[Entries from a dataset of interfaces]
+-------+

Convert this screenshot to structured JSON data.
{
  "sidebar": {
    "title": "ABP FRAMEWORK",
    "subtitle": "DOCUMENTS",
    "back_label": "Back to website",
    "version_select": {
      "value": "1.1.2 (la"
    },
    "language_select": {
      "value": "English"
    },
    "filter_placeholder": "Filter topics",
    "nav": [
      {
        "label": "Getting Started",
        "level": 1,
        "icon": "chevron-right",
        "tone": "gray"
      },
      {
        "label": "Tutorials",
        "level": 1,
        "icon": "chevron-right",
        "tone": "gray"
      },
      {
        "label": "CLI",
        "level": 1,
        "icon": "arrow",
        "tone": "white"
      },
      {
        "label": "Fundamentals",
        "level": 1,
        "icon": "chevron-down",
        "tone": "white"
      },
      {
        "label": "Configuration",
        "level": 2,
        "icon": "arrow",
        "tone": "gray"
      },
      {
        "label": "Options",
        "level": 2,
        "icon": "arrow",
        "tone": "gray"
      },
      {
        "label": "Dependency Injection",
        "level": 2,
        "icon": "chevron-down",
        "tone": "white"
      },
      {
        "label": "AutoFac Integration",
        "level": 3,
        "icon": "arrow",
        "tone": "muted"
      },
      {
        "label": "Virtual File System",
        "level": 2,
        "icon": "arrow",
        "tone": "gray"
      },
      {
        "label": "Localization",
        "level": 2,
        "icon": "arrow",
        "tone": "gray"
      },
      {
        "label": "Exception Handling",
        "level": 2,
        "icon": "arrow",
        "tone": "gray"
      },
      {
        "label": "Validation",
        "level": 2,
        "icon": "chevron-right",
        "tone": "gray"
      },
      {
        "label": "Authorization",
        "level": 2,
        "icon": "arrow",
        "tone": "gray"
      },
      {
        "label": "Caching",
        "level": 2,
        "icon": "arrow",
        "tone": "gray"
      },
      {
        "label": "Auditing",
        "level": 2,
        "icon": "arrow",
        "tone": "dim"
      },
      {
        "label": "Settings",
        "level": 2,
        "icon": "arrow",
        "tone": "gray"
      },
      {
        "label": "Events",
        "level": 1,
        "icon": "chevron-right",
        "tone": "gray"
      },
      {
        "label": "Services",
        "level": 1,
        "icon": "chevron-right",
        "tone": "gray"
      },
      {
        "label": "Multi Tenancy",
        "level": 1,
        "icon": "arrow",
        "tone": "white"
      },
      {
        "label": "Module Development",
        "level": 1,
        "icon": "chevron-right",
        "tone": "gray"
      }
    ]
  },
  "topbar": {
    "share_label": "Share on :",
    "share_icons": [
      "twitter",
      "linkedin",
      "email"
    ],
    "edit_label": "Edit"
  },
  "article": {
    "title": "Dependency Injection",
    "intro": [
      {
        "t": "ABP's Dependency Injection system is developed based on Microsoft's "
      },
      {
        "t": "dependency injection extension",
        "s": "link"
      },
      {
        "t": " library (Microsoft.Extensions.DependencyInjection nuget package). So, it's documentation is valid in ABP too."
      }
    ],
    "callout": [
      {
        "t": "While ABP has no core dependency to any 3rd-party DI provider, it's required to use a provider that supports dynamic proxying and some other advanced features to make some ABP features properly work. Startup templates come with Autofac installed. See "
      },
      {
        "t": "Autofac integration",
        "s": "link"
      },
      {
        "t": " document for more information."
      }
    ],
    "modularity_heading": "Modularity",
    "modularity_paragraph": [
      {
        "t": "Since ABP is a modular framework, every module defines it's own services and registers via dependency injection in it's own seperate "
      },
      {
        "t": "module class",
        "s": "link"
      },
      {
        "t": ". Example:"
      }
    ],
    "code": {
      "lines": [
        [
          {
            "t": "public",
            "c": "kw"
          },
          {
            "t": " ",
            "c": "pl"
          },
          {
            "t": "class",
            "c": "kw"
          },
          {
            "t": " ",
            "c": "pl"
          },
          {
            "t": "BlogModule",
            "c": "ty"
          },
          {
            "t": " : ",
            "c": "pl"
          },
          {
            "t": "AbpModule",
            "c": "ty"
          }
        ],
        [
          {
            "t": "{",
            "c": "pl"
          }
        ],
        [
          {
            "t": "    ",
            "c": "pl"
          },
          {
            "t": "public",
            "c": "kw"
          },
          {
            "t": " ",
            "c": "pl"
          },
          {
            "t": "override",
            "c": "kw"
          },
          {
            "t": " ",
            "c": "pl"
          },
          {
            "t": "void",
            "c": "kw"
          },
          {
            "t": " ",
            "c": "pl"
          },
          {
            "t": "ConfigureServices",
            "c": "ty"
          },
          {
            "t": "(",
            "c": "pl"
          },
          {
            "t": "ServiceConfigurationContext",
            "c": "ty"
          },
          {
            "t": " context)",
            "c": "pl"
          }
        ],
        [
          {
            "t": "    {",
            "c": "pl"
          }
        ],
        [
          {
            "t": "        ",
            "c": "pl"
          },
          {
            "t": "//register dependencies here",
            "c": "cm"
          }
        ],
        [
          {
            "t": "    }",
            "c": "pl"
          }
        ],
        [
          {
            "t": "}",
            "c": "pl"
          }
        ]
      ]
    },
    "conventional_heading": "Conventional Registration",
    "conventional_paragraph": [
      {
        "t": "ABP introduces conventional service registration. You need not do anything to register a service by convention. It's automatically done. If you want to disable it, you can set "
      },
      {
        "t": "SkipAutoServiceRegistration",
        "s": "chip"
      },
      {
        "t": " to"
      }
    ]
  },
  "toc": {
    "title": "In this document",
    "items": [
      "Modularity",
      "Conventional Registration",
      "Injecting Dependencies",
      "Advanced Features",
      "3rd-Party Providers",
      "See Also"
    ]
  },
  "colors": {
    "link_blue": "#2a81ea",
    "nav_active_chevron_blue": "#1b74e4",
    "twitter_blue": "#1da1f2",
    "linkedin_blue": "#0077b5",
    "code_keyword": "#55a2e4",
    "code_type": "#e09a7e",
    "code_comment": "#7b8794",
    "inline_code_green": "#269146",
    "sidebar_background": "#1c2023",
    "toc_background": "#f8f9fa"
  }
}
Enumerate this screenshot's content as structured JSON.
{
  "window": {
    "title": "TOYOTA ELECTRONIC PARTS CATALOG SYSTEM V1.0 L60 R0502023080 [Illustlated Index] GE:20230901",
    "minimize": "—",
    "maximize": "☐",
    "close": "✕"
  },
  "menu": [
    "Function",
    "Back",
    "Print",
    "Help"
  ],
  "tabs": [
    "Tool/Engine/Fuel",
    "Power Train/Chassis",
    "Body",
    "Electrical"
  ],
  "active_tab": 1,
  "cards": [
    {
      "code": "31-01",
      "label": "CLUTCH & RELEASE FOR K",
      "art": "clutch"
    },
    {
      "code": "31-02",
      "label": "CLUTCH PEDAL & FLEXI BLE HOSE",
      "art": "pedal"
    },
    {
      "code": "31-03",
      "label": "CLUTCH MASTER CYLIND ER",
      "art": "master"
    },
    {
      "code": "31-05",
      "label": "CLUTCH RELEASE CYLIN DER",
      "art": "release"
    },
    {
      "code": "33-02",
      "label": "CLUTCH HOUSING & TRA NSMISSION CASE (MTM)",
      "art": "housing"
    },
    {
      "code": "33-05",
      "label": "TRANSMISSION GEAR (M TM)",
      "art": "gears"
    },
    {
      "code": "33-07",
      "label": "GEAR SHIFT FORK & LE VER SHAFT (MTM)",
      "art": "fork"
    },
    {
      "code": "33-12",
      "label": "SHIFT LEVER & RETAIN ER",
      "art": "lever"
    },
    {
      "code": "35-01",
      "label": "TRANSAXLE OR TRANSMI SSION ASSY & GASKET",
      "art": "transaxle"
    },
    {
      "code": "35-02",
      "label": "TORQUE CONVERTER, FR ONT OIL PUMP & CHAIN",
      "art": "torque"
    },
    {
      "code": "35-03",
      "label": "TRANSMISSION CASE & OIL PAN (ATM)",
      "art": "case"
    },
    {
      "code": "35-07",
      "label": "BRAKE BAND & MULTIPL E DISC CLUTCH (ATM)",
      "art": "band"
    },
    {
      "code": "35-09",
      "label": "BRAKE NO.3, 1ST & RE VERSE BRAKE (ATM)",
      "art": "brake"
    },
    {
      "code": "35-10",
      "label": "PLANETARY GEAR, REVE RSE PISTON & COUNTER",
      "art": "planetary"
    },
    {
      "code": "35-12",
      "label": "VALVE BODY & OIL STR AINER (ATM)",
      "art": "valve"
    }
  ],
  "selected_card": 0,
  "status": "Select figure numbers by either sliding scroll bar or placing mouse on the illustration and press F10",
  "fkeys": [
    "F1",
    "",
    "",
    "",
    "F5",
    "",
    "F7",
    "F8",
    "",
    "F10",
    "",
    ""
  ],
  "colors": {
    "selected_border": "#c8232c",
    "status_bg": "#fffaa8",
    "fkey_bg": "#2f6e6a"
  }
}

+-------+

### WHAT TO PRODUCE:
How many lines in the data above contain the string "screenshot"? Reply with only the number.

### FINAL ANSWER:
2